[[ Records for this task open ]]

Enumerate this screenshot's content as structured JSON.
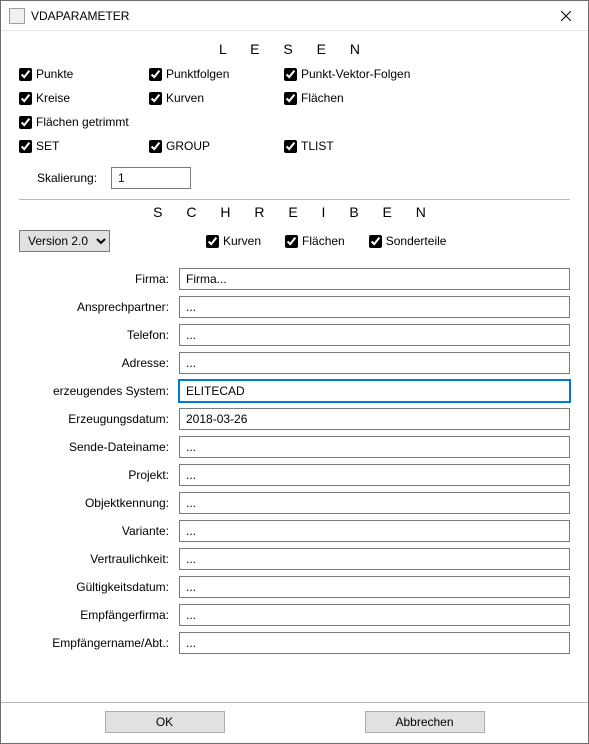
{
  "window": {
    "title": "VDAPARAMETER"
  },
  "read": {
    "heading": "L E S E N",
    "punkte": "Punkte",
    "punktfolgen": "Punktfolgen",
    "punkt_vektor_folgen": "Punkt-Vektor-Folgen",
    "kreise": "Kreise",
    "kurven": "Kurven",
    "flaechen": "Flächen",
    "flaechen_getrimmt": "Flächen getrimmt",
    "set": "SET",
    "group": "GROUP",
    "tlist": "TLIST",
    "skalierung_label": "Skalierung:",
    "skalierung_value": "1"
  },
  "write": {
    "heading": "S C H R E I B E N",
    "version_selected": "Version 2.0",
    "kurven": "Kurven",
    "flaechen": "Flächen",
    "sonderteile": "Sonderteile",
    "fields": {
      "firma": {
        "label": "Firma:",
        "value": "Firma..."
      },
      "ansprechpartner": {
        "label": "Ansprechpartner:",
        "value": "..."
      },
      "telefon": {
        "label": "Telefon:",
        "value": "..."
      },
      "adresse": {
        "label": "Adresse:",
        "value": "..."
      },
      "erz_system": {
        "label": "erzeugendes System:",
        "value": "ELITECAD"
      },
      "erz_datum": {
        "label": "Erzeugungsdatum:",
        "value": "2018-03-26"
      },
      "sende_dateiname": {
        "label": "Sende-Dateiname:",
        "value": "..."
      },
      "projekt": {
        "label": "Projekt:",
        "value": "..."
      },
      "objektkennung": {
        "label": "Objektkennung:",
        "value": "..."
      },
      "variante": {
        "label": "Variante:",
        "value": "..."
      },
      "vertraulichkeit": {
        "label": "Vertraulichkeit:",
        "value": "..."
      },
      "gueltigkeitsdatum": {
        "label": "Gültigkeitsdatum:",
        "value": "..."
      },
      "empf_firma": {
        "label": "Empfängerfirma:",
        "value": "..."
      },
      "empf_name": {
        "label": "Empfängername/Abt.:",
        "value": "..."
      }
    }
  },
  "buttons": {
    "ok": "OK",
    "cancel": "Abbrechen"
  }
}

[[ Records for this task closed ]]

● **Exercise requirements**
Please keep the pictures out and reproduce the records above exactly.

● **Solution for this task**
Enumerate this screenshot's content as structured JSON.
{
  "window": {
    "title": "VDAPARAMETER"
  },
  "read": {
    "heading": "L E S E N",
    "punkte": "Punkte",
    "punktfolgen": "Punktfolgen",
    "punkt_vektor_folgen": "Punkt-Vektor-Folgen",
    "kreise": "Kreise",
    "kurven": "Kurven",
    "flaechen": "Flächen",
    "flaechen_getrimmt": "Flächen getrimmt",
    "set": "SET",
    "group": "GROUP",
    "tlist": "TLIST",
    "skalierung_label": "Skalierung:",
    "skalierung_value": "1"
  },
  "write": {
    "heading": "S C H R E I B E N",
    "version_selected": "Version 2.0",
    "kurven": "Kurven",
    "flaechen": "Flächen",
    "sonderteile": "Sonderteile",
    "fields": {
      "firma": {
        "label": "Firma:",
        "value": "Firma..."
      },
      "ansprechpartner": {
        "label": "Ansprechpartner:",
        "value": "..."
      },
      "telefon": {
        "label": "Telefon:",
        "value": "..."
      },
      "adresse": {
        "label": "Adresse:",
        "value": "..."
      },
      "erz_system": {
        "label": "erzeugendes System:",
        "value": "ELITECAD"
      },
      "erz_datum": {
        "label": "Erzeugungsdatum:",
        "value": "2018-03-26"
      },
      "sende_dateiname": {
        "label": "Sende-Dateiname:",
        "value": "..."
      },
      "projekt": {
        "label": "Projekt:",
        "value": "..."
      },
      "objektkennung": {
        "label": "Objektkennung:",
        "value": "..."
      },
      "variante": {
        "label": "Variante:",
        "value": "..."
      },
      "vertraulichkeit": {
        "label": "Vertraulichkeit:",
        "value": "..."
      },
      "gueltigkeitsdatum": {
        "label": "Gültigkeitsdatum:",
        "value": "..."
      },
      "empf_firma": {
        "label": "Empfängerfirma:",
        "value": "..."
      },
      "empf_name": {
        "label": "Empfängername/Abt.:",
        "value": "..."
      }
    }
  },
  "buttons": {
    "ok": "OK",
    "cancel": "Abbrechen"
  }
}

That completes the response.